** AIM OF THE TASK **
The whole listing is to be reproduced exactly as given.

** DATA EXCERPTS **

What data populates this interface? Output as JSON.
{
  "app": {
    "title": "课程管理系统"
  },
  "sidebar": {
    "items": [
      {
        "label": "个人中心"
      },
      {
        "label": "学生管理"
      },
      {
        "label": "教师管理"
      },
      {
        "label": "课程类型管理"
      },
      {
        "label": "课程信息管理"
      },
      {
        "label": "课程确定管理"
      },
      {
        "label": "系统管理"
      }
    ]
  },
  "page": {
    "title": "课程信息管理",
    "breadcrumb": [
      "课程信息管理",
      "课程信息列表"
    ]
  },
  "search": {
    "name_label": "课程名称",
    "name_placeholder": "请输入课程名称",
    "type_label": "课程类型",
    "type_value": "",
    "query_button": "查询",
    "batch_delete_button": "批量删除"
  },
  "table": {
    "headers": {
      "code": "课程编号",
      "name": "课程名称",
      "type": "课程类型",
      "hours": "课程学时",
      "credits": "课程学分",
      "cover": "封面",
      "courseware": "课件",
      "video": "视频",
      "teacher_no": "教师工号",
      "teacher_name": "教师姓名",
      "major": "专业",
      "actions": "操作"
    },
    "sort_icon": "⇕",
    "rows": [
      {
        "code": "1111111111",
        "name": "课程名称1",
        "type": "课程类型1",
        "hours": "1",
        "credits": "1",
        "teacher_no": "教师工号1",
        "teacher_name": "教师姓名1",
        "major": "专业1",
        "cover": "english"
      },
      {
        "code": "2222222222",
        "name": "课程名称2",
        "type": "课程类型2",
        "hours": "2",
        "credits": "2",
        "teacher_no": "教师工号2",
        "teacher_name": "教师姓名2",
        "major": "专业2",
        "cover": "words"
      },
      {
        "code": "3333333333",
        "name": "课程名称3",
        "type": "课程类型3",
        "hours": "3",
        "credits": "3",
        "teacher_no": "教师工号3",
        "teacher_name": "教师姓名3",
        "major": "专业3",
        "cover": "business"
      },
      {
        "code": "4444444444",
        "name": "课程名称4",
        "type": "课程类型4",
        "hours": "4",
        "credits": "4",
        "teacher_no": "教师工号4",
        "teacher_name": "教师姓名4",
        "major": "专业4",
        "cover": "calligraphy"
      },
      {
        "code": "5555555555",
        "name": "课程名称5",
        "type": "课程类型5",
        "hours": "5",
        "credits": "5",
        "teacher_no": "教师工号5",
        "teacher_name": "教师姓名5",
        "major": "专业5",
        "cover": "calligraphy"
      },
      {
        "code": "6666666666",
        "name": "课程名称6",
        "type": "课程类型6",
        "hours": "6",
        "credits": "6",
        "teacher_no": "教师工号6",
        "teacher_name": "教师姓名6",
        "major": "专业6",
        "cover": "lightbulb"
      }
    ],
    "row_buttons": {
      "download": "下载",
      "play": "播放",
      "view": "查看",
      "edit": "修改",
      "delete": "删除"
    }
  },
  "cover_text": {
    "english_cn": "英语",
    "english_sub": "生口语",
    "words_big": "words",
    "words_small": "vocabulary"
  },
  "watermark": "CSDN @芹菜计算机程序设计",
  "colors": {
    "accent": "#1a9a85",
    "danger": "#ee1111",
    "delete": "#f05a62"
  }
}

** RESPONSE BOX **
What data populates this interface? Output as JSON.
{
  "app": {
    "title": "课程管理系统"
  },
  "sidebar": {
    "items": [
      {
        "label": "个人中心"
      },
      {
        "label": "学生管理"
      },
      {
        "label": "教师管理"
      },
      {
        "label": "课程类型管理"
      },
      {
        "label": "课程信息管理"
      },
      {
        "label": "课程确定管理"
      },
      {
        "label": "系统管理"
      }
    ]
  },
  "page": {
    "title": "课程信息管理",
    "breadcrumb": [
      "课程信息管理",
      "课程信息列表"
    ]
  },
  "search": {
    "name_label": "课程名称",
    "name_placeholder": "请输入课程名称",
    "type_label": "课程类型",
    "type_value": "",
    "query_button": "查询",
    "batch_delete_button": "批量删除"
  },
  "table": {
    "headers": {
      "code": "课程编号",
      "name": "课程名称",
      "type": "课程类型",
      "hours": "课程学时",
      "credits": "课程学分",
      "cover": "封面",
      "courseware": "课件",
      "video": "视频",
      "teacher_no": "教师工号",
      "teacher_name": "教师姓名",
      "major": "专业",
      "actions": "操作"
    },
    "sort_icon": "⇕",
    "rows": [
      {
        "code": "1111111111",
        "name": "课程名称1",
        "type": "课程类型1",
        "hours": "1",
        "credits": "1",
        "teacher_no": "教师工号1",
        "teacher_name": "教师姓名1",
        "major": "专业1",
        "cover": "english"
      },
      {
        "code": "2222222222",
        "name": "课程名称2",
        "type": "课程类型2",
        "hours": "2",
        "credits": "2",
        "teacher_no": "教师工号2",
        "teacher_name": "教师姓名2",
        "major": "专业2",
        "cover": "words"
      },
      {
        "code": "3333333333",
        "name": "课程名称3",
        "type": "课程类型3",
        "hours": "3",
        "credits": "3",
        "teacher_no": "教师工号3",
        "teacher_name": "教师姓名3",
        "major": "专业3",
        "cover": "business"
      },
      {
        "code": "4444444444",
        "name": "课程名称4",
        "type": "课程类型4",
        "hours": "4",
        "credits": "4",
        "teacher_no": "教师工号4",
        "teacher_name": "教师姓名4",
        "major": "专业4",
        "cover": "calligraphy"
      },
      {
        "code": "5555555555",
        "name": "课程名称5",
        "type": "课程类型5",
        "hours": "5",
        "credits": "5",
        "teacher_no": "教师工号5",
        "teacher_name": "教师姓名5",
        "major": "专业5",
        "cover": "calligraphy"
      },
      {
        "code": "6666666666",
        "name": "课程名称6",
        "type": "课程类型6",
        "hours": "6",
        "credits": "6",
        "teacher_no": "教师工号6",
        "teacher_name": "教师姓名6",
        "major": "专业6",
        "cover": "lightbulb"
      }
    ],
    "row_buttons": {
      "download": "下载",
      "play": "播放",
      "view": "查看",
      "edit": "修改",
      "delete": "删除"
    }
  },
  "cover_text": {
    "english_cn": "英语",
    "english_sub": "生口语",
    "words_big": "words",
    "words_small": "vocabulary"
  },
  "watermark": "CSDN @芹菜计算机程序设计",
  "colors": {
    "accent": "#1a9a85",
    "danger": "#ee1111",
    "delete": "#f05a62"
  }
}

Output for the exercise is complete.